EXTRACTED INFORMATION below:

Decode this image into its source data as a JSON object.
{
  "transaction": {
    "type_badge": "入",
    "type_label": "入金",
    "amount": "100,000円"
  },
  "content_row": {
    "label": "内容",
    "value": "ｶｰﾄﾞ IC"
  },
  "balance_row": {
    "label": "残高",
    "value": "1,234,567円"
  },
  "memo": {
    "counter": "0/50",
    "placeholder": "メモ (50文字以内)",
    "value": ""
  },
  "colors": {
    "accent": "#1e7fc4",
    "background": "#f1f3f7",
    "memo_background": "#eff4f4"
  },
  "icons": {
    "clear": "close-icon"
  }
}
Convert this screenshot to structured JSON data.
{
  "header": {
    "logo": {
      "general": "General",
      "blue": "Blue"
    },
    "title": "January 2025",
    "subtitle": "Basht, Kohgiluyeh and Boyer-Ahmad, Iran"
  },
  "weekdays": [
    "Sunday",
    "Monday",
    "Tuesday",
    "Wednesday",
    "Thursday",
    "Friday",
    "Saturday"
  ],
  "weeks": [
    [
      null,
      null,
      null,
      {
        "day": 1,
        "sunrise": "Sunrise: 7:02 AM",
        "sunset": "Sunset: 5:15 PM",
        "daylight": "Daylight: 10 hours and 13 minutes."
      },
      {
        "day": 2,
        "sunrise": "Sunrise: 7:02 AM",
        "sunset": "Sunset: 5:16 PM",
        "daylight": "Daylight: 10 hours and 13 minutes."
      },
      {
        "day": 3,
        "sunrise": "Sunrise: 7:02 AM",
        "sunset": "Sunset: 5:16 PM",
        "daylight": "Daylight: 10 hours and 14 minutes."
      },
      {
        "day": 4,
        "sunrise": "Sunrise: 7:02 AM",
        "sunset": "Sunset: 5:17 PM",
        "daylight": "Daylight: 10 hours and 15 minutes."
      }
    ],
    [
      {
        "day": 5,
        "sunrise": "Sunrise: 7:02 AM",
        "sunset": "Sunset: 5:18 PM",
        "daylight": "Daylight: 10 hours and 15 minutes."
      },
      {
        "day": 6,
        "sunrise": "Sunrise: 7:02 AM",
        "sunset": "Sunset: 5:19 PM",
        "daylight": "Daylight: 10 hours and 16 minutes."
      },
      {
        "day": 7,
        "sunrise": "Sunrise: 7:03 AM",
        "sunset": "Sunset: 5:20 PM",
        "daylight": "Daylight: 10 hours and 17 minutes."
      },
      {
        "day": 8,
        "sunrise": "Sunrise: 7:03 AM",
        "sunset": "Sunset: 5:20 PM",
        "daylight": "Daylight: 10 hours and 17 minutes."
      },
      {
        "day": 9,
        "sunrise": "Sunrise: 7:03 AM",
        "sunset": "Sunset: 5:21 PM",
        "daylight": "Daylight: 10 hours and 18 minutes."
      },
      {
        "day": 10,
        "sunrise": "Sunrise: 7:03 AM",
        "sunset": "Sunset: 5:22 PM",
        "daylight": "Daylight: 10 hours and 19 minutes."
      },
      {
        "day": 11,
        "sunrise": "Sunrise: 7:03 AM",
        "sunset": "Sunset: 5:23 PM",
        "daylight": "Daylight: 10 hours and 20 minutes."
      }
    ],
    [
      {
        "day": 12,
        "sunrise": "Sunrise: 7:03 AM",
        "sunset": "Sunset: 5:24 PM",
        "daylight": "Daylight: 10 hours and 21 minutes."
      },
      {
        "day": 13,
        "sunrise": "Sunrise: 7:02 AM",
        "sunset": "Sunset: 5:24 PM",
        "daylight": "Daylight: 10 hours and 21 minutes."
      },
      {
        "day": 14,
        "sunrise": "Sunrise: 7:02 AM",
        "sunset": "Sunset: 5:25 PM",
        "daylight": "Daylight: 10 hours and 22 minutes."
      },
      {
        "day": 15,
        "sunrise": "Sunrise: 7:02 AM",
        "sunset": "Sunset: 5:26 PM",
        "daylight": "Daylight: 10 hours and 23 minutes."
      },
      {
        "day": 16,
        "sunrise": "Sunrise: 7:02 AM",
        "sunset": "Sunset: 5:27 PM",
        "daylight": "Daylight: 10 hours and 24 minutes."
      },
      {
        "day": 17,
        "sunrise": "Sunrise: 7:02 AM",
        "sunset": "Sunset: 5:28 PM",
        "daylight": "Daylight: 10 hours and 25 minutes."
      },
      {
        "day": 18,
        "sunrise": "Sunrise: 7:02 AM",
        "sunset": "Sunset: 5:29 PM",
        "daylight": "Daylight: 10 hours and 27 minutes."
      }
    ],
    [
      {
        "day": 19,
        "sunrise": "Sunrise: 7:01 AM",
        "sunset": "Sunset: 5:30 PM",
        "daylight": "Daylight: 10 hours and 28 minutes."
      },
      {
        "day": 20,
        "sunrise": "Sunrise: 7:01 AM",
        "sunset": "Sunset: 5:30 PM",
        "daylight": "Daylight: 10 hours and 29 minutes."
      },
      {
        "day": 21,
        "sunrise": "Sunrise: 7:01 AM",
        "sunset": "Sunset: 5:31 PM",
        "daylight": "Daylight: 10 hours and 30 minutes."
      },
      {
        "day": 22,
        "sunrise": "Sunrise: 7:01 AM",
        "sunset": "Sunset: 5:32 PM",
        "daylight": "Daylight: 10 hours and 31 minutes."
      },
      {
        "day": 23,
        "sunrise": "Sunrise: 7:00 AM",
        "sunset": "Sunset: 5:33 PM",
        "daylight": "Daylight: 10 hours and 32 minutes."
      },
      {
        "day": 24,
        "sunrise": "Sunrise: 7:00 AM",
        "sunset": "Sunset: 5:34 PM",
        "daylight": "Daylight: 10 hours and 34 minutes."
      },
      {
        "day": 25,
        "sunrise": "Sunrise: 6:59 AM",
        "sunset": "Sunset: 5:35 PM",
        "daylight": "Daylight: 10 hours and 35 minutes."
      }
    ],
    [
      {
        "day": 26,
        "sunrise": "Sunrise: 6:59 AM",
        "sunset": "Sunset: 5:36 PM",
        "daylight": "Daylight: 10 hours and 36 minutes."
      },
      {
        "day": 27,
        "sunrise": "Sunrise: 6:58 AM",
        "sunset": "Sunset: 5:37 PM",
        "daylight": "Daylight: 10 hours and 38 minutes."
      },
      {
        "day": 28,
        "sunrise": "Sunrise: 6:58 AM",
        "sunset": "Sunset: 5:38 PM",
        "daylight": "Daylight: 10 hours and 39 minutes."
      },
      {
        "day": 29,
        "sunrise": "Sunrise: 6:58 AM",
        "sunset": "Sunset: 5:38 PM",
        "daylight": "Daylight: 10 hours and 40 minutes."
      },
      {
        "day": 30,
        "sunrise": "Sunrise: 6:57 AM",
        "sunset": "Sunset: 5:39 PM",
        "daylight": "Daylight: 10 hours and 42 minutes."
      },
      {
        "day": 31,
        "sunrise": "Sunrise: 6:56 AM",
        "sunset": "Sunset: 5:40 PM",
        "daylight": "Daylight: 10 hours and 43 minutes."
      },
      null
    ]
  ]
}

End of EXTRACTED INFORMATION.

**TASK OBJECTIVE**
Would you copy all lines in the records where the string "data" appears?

**RESPONSE**
Decode this image into its source data as a JSON object.
Convert this screenshot to structured JSON data.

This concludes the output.